How long will it take my Article to be reviewed?
ROMchip uses a two-tier review process for Articles. Article manuscripts are first reviewed by members of the Editorial Group to determine whether the work should be sent for peer review. The first tier of the review process typically takes 4 - 6 weeks. If a manuscript is appropriate for peer review, the second tier of the review stage takes an additional 3 - 5 months.
What citation style should I use?
To save time, we permit authors to submit their work in whatever citation style is most convenient for them, so long as it is consistently and correctly applied. However, if the piece is accepted, it will need to be converted to Chicago style with endnotes (a bibliography is not necessary). A quick reference guide to Chicago style can be found here.
Can ROMchip pay its contributors?
Unfortunately at this time, ROMchip has an academic funding model, which means all expenses (editorial management, server costs, web design and maintenance, copyediting) are either done on a volunteer basis, are funded by the Editorial Group’s respective universities, or paid for out of pocket by the Editorial Group. We currently do not have a funding stream available to pay writers. This is typical for most academic publications. However, we hope this can change in the future.
Are there any costs associated with publishing in ROMchip?
ROMchip does not charge authors to publish in the journal. Authors will only incur charges if they must pay for image rights.
I haven't yet obtained reproduction rights for all my images. Can I submit my article anyway?
Obtaining permissions for images, especially copyrighted works of art, is often time consuming. Some rights holders also wish to know details of publication before granting permission or setting price. Given this, we only ask authors be able to assure us that permissions for an image are obtainable before submitting their manuscript. Should a manuscript be accepted, it is the author's responsibility to obtain necessary permissions in order to move forward with the publication process.
Can I submit more than one contribution at a time?
No. Our policy is that potential authors may only have one contribution submitted at a time. Any additional contributions will be withdrawn.
I have an idea for a themed issue.
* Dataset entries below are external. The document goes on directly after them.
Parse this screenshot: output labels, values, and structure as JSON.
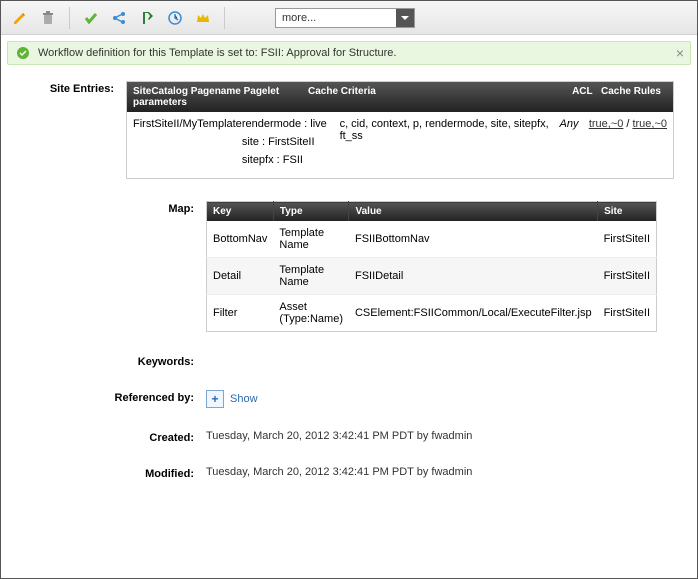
{
  "toolbar": {
    "more_label": "more..."
  },
  "notification": {
    "text": "Workflow definition for this Template is set to: FSII: Approval for Structure."
  },
  "labels": {
    "site_entries": "Site Entries:",
    "map": "Map:",
    "keywords": "Keywords:",
    "referenced_by": "Referenced by:",
    "created": "Created:",
    "modified": "Modified:",
    "show": "Show"
  },
  "site_entries": {
    "headers": {
      "pagename": "SiteCatalog Pagename",
      "pagelet_params": "Pagelet parameters",
      "cache_criteria": "Cache Criteria",
      "acl": "ACL",
      "cache_rules": "Cache Rules"
    },
    "row": {
      "pagename": "FirstSiteII/MyTemplate",
      "params": [
        "rendermode : live",
        "site : FirstSiteII",
        "sitepfx : FSII"
      ],
      "criteria": "c, cid, context, p, rendermode, site, sitepfx, ft_ss",
      "acl": "Any",
      "rule_a": "true,~0",
      "rule_b": "true,~0"
    }
  },
  "map": {
    "headers": {
      "key": "Key",
      "type": "Type",
      "value": "Value",
      "site": "Site"
    },
    "rows": [
      {
        "key": "BottomNav",
        "type": "Template Name",
        "value": "FSIIBottomNav",
        "site": "FirstSiteII"
      },
      {
        "key": "Detail",
        "type": "Template Name",
        "value": "FSIIDetail",
        "site": "FirstSiteII"
      },
      {
        "key": "Filter",
        "type": "Asset (Type:Name)",
        "value": "CSElement:FSIICommon/Local/ExecuteFilter.jsp",
        "site": "FirstSiteII"
      }
    ]
  },
  "meta": {
    "created": "Tuesday, March 20, 2012 3:42:41 PM PDT by fwadmin",
    "modified": "Tuesday, March 20, 2012 3:42:41 PM PDT by fwadmin"
  }
}
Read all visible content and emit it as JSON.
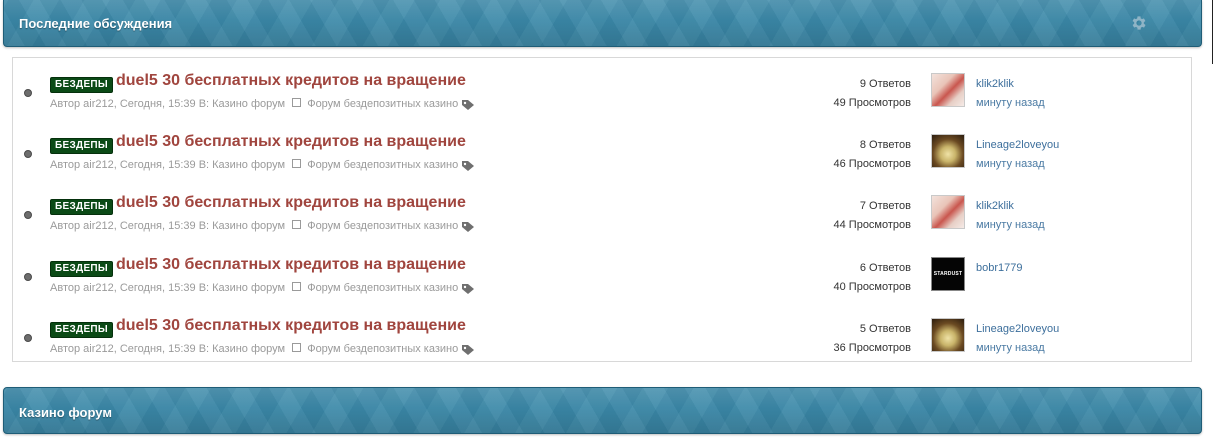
{
  "header": {
    "title": "Последние обсуждения"
  },
  "threads": [
    {
      "prefix": "БЕЗДЕПЫ",
      "title": "duel5 30 бесплатных кредитов на вращение",
      "meta_before": "Автор air212, Сегодня, 15:39 В: Казино форум",
      "meta_after": "Форум бездепозитных казино",
      "replies": "9 Ответов",
      "views": "49 Просмотров",
      "last_user": "klik2klik",
      "last_time": "минуту назад",
      "avatar_variant": "a"
    },
    {
      "prefix": "БЕЗДЕПЫ",
      "title": "duel5 30 бесплатных кредитов на вращение",
      "meta_before": "Автор air212, Сегодня, 15:39 В: Казино форум",
      "meta_after": "Форум бездепозитных казино",
      "replies": "8 Ответов",
      "views": "46 Просмотров",
      "last_user": "Lineage2loveyou",
      "last_time": "минуту назад",
      "avatar_variant": "b"
    },
    {
      "prefix": "БЕЗДЕПЫ",
      "title": "duel5 30 бесплатных кредитов на вращение",
      "meta_before": "Автор air212, Сегодня, 15:39 В: Казино форум",
      "meta_after": "Форум бездепозитных казино",
      "replies": "7 Ответов",
      "views": "44 Просмотров",
      "last_user": "klik2klik",
      "last_time": "минуту назад",
      "avatar_variant": "a"
    },
    {
      "prefix": "БЕЗДЕПЫ",
      "title": "duel5 30 бесплатных кредитов на вращение",
      "meta_before": "Автор air212, Сегодня, 15:39 В: Казино форум",
      "meta_after": "Форум бездепозитных казино",
      "replies": "6 Ответов",
      "views": "40 Просмотров",
      "last_user": "bobr1779",
      "last_time": "",
      "avatar_variant": "c",
      "avatar_text": "STARDUST"
    },
    {
      "prefix": "БЕЗДЕПЫ",
      "title": "duel5 30 бесплатных кредитов на вращение",
      "meta_before": "Автор air212, Сегодня, 15:39 В: Казино форум",
      "meta_after": "Форум бездепозитных казино",
      "replies": "5 Ответов",
      "views": "36 Просмотров",
      "last_user": "Lineage2loveyou",
      "last_time": "минуту назад",
      "avatar_variant": "b"
    }
  ],
  "section": {
    "title": "Казино форум"
  },
  "icons": {
    "settings": "gear-icon",
    "thread_status": "status-dot-icon",
    "tags": "tag-icon",
    "forum": "forum-square-icon"
  },
  "colors": {
    "header_bg": "#3a88a8",
    "prefix_bg": "#0b4a16",
    "thread_title": "#a0453e",
    "link": "#3d6f9c",
    "meta": "#9a9a9a"
  }
}
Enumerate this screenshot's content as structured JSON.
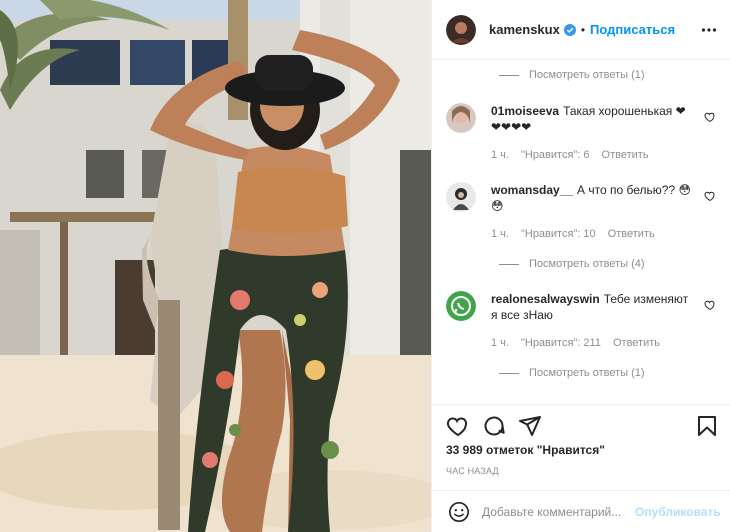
{
  "post": {
    "username": "kamenskux",
    "follow_label": "Подписаться",
    "separator": "•"
  },
  "comments": {
    "view_replies": [
      "Посмотреть ответы (1)",
      "Посмотреть ответы (4)",
      "Посмотреть ответы (1)"
    ],
    "items": [
      {
        "username": "01moiseeva",
        "text": "Такая хорошенькая ❤❤❤❤❤",
        "time": "1 ч.",
        "likes": "\"Нравится\": 6",
        "reply": "Ответить"
      },
      {
        "username": "womansday__",
        "text": "А что по белью?? 😳😳",
        "time": "1 ч.",
        "likes": "\"Нравится\": 10",
        "reply": "Ответить"
      },
      {
        "username": "realonesalwayswin",
        "text": "Тебе изменяют я все зНаю",
        "time": "1 ч.",
        "likes": "\"Нравится\": 211",
        "reply": "Ответить"
      }
    ]
  },
  "actions": {
    "like_count": "33 989 отметок \"Нравится\"",
    "time_ago": "ЧАС НАЗАД"
  },
  "add_comment": {
    "placeholder": "Добавьте комментарий...",
    "publish_label": "Опубликовать"
  },
  "colors": {
    "accent": "#0095f6",
    "publish_disabled": "#b2dffc",
    "secondary_text": "#8e8e8e",
    "border": "#efefef"
  }
}
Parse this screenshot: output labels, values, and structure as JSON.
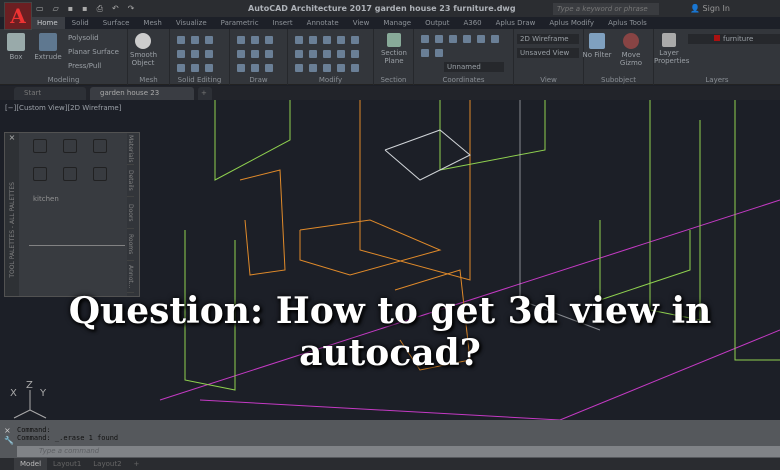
{
  "app": {
    "logo": "A",
    "title": "AutoCAD Architecture 2017   garden house 23 furniture.dwg",
    "search_placeholder": "Type a keyword or phrase",
    "sign_in": "Sign In"
  },
  "ribbon_tabs": [
    "Home",
    "Solid",
    "Surface",
    "Mesh",
    "Visualize",
    "Parametric",
    "Insert",
    "Annotate",
    "View",
    "Manage",
    "Output",
    "A360",
    "Aplus Draw",
    "Aplus Modify",
    "Aplus Tools"
  ],
  "active_tab": "Home",
  "panels": {
    "modeling": "Modeling",
    "mesh": "Mesh",
    "solid_editing": "Solid Editing",
    "draw": "Draw",
    "modify": "Modify",
    "section": "Section",
    "coordinates": "Coordinates",
    "view": "View",
    "subobject": "Subobject",
    "layers": "Layers"
  },
  "buttons": {
    "box": "Box",
    "extrude": "Extrude",
    "polysolid": "Polysolid",
    "planar_surface": "Planar Surface",
    "presspull": "Press/Pull",
    "smooth_object": "Smooth Object",
    "section_plane": "Section Plane",
    "no_filter": "No Filter",
    "move_gizmo": "Move Gizmo",
    "layer_properties": "Layer Properties"
  },
  "dropdowns": {
    "visual_style": "2D Wireframe",
    "named_view": "Unsaved View",
    "ucs": "Unnamed",
    "layer": "furniture"
  },
  "doc_tabs": [
    "Start",
    "garden house 23 furniture*"
  ],
  "viewport": {
    "label": "[−][Custom View][2D Wireframe]",
    "palette_category": "kitchen",
    "palette_title": "TOOL PALETTES - ALL PALETTES",
    "palette_side_tabs": [
      "Materials",
      "Details",
      "Doors",
      "Rooms",
      "Annot..."
    ]
  },
  "headline": "Question: How to get 3d view in autocad?",
  "command": {
    "lines": [
      "Command:",
      "Command:  _.erase 1 found"
    ],
    "placeholder": "Type a command"
  },
  "layout_tabs": [
    "Model",
    "Layout1",
    "Layout2"
  ],
  "colors": {
    "wire_green": "#8fd14f",
    "wire_orange": "#e08a2a",
    "wire_magenta": "#c43ac4",
    "wire_white": "#d0d4d8"
  }
}
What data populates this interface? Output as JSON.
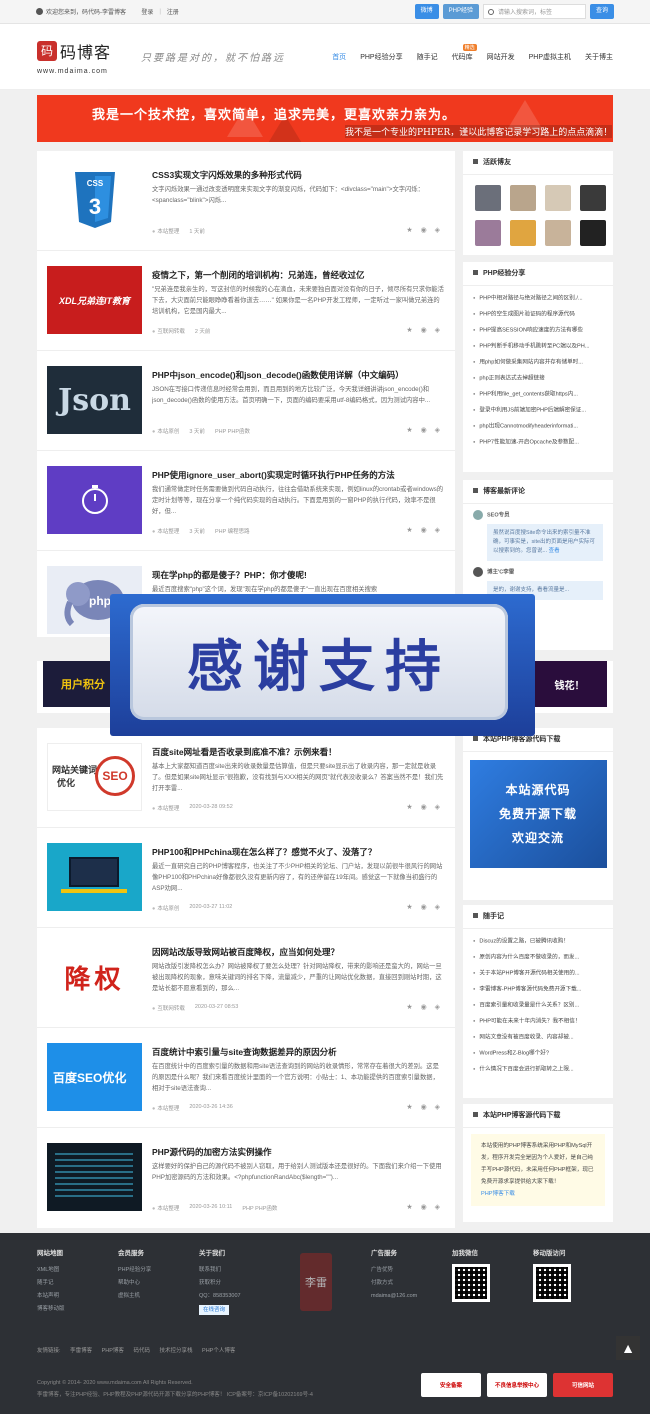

What should I do?
ROMchip has a thorough proposal process for themed issues, which can be requested by contacting Editorial Group member Raiford Guins [email@example.com]. The fitness of a themed issue will be judged on the proposal itself, and all components must be completed. However, it is advisable to contact the Editorial Group early on, to engage an informal conversation about whether your issue idea would be a good fit for ROMchip.